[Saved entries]
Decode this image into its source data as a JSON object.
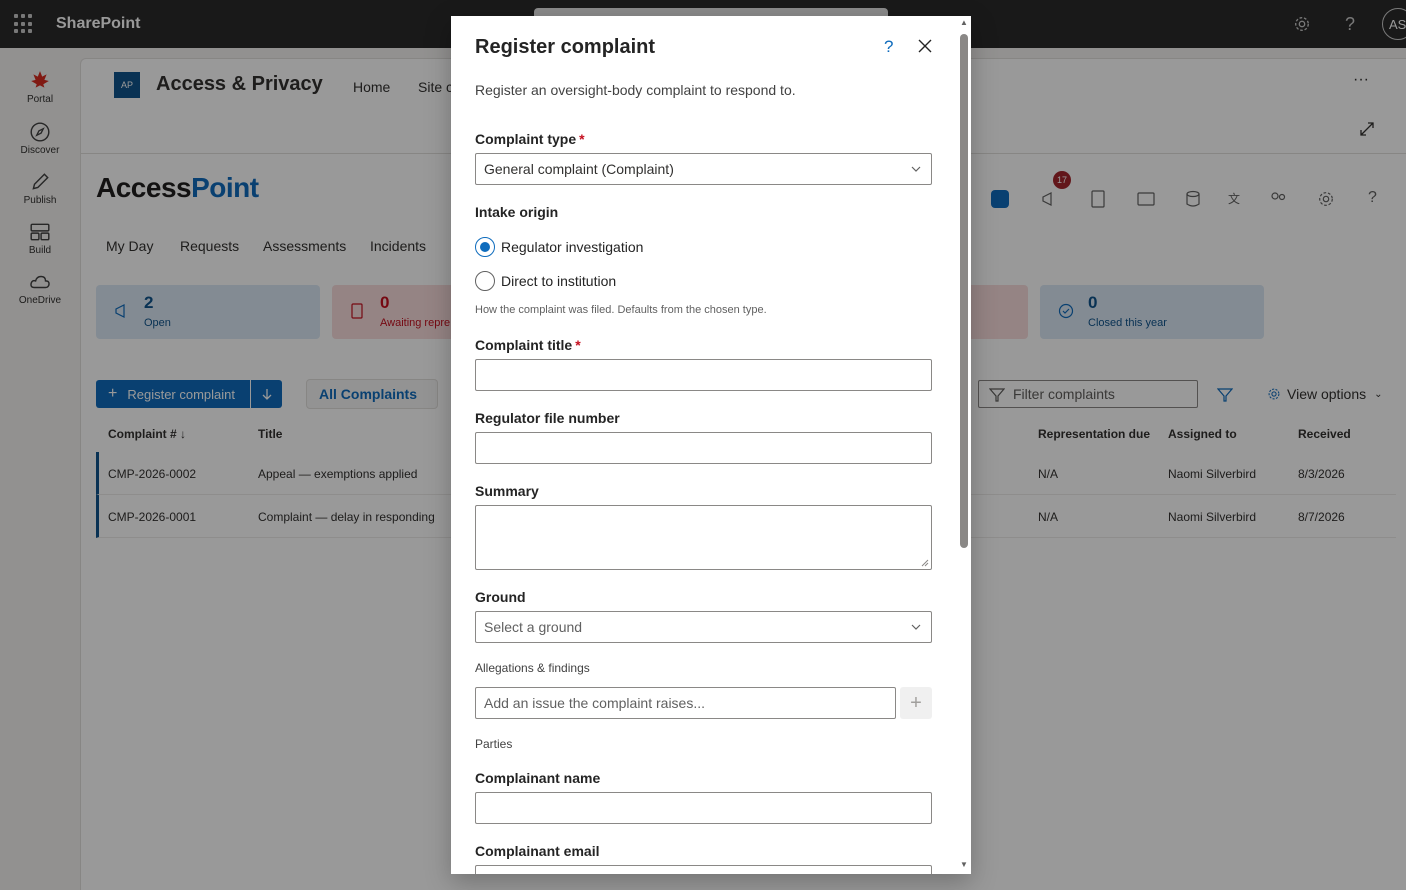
{
  "suitebar": {
    "brand": "SharePoint",
    "avatar_initials": "AS"
  },
  "appbar": [
    {
      "label": "Portal",
      "icon": "maple-leaf-icon"
    },
    {
      "label": "Discover",
      "icon": "compass-icon"
    },
    {
      "label": "Publish",
      "icon": "pen-icon"
    },
    {
      "label": "Build",
      "icon": "layout-icon"
    },
    {
      "label": "OneDrive",
      "icon": "cloud-icon"
    }
  ],
  "site": {
    "logo": "AP",
    "title": "Access & Privacy",
    "nav": [
      "Home",
      "Site c"
    ]
  },
  "app": {
    "logo_main": "Access",
    "logo_accent": "Point",
    "tabs": [
      "My Day",
      "Requests",
      "Assessments",
      "Incidents"
    ],
    "notification_count": "17"
  },
  "kpis": [
    {
      "value": "2",
      "label": "Open",
      "color": "#dbe8f5"
    },
    {
      "value": "0",
      "label": "Awaiting repre",
      "color": "#f8dcdc"
    },
    {
      "value": "0",
      "label": "Closed this year",
      "color": "#dbe8f5"
    }
  ],
  "toolbar": {
    "register_label": "Register complaint",
    "view_label": "All Complaints",
    "filter_placeholder": "Filter complaints",
    "view_options": "View options"
  },
  "table": {
    "headers": [
      "Complaint #",
      "Title",
      "Representation due",
      "Assigned to",
      "Received"
    ],
    "rows": [
      {
        "id": "CMP-2026-0002",
        "title": "Appeal — exemptions applied",
        "rep_due": "N/A",
        "assigned": "Naomi Silverbird",
        "received": "8/3/2026"
      },
      {
        "id": "CMP-2026-0001",
        "title": "Complaint — delay in responding",
        "rep_due": "N/A",
        "assigned": "Naomi Silverbird",
        "received": "8/7/2026"
      }
    ]
  },
  "dialog": {
    "title": "Register complaint",
    "description": "Register an oversight-body complaint to respond to.",
    "complaint_type_label": "Complaint type",
    "complaint_type_value": "General complaint (Complaint)",
    "intake_origin_label": "Intake origin",
    "intake_options": [
      "Regulator investigation",
      "Direct to institution"
    ],
    "intake_selected": "Regulator investigation",
    "intake_helper": "How the complaint was filed. Defaults from the chosen type.",
    "title_label": "Complaint title",
    "file_number_label": "Regulator file number",
    "summary_label": "Summary",
    "ground_label": "Ground",
    "ground_placeholder": "Select a ground",
    "allegations_label": "Allegations & findings",
    "allegations_placeholder": "Add an issue the complaint raises...",
    "parties_label": "Parties",
    "complainant_name_label": "Complainant name",
    "complainant_email_label": "Complainant email"
  }
}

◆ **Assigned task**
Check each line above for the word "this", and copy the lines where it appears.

◆ **Answer for the task**
Decode this image into its source data as a JSON object.
      "label": "Closed this year",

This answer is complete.